[[ Provided records, beginning ]]

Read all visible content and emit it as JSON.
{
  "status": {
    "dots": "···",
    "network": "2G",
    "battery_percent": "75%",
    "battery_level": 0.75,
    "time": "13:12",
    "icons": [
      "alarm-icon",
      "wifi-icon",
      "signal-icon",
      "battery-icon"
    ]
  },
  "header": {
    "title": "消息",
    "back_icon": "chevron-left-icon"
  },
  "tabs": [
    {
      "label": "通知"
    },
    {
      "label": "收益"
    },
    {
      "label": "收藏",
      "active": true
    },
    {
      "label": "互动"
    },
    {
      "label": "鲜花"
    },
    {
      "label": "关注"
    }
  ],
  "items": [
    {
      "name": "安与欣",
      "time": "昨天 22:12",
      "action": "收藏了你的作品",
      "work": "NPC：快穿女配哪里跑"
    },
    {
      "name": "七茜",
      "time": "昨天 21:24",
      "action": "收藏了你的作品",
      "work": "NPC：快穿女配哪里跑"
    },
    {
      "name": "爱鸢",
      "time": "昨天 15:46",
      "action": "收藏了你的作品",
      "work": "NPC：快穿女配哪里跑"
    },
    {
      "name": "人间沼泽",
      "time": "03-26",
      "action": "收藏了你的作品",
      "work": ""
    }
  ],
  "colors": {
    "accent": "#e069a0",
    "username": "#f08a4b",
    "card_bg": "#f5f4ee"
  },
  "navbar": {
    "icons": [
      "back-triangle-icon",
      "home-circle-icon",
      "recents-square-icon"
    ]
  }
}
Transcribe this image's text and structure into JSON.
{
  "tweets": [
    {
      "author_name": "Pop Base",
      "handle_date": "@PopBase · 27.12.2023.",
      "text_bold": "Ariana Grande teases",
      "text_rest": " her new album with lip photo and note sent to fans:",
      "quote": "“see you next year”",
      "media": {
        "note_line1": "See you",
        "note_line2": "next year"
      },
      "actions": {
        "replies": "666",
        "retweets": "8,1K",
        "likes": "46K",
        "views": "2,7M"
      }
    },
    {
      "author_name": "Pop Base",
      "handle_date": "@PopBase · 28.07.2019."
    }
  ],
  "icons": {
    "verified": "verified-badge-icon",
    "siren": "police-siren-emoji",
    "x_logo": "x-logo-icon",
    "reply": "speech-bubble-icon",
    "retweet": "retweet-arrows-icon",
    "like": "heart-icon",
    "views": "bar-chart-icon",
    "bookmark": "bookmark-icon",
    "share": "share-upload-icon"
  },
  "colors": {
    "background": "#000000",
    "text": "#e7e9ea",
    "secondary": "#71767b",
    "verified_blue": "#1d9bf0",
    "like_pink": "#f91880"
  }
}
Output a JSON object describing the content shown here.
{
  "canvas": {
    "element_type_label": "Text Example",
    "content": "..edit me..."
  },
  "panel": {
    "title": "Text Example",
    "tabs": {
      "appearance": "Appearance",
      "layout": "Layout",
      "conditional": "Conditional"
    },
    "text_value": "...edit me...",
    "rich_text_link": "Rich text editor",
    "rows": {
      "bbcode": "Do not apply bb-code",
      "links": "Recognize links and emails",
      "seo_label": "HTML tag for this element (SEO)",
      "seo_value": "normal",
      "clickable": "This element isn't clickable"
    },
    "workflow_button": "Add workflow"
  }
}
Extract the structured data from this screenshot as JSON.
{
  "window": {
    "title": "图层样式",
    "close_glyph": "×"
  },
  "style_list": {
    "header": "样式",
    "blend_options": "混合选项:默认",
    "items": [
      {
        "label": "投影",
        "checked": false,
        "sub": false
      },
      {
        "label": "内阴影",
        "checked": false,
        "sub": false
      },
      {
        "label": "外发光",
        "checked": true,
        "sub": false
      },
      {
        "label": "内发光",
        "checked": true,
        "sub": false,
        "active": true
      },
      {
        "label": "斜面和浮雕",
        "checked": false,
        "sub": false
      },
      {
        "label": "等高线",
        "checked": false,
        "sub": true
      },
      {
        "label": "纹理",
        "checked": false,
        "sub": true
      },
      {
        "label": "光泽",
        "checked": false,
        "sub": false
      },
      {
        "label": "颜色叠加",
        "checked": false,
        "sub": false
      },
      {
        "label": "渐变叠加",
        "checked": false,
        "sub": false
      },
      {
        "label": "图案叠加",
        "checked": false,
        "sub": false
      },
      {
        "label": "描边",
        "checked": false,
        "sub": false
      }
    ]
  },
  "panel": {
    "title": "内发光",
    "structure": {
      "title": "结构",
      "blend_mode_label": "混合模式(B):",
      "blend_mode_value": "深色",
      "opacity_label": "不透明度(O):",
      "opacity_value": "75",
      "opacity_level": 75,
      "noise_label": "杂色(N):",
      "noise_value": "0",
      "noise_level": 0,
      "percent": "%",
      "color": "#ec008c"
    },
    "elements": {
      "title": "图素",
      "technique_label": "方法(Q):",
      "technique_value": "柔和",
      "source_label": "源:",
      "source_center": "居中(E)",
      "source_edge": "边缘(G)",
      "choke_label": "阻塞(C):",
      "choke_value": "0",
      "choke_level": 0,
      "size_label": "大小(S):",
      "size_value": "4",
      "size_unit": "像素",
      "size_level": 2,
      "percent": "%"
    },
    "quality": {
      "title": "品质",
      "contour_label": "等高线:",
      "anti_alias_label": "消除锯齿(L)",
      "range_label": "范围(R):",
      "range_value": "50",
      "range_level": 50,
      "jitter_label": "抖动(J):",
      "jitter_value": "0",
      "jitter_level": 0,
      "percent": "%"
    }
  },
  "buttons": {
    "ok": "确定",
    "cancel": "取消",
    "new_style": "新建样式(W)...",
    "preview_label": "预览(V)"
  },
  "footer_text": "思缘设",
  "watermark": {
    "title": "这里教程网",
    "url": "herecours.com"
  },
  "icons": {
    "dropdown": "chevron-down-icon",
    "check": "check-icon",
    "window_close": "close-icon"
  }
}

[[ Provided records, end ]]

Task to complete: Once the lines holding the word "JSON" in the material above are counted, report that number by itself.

Result of the exercise: 4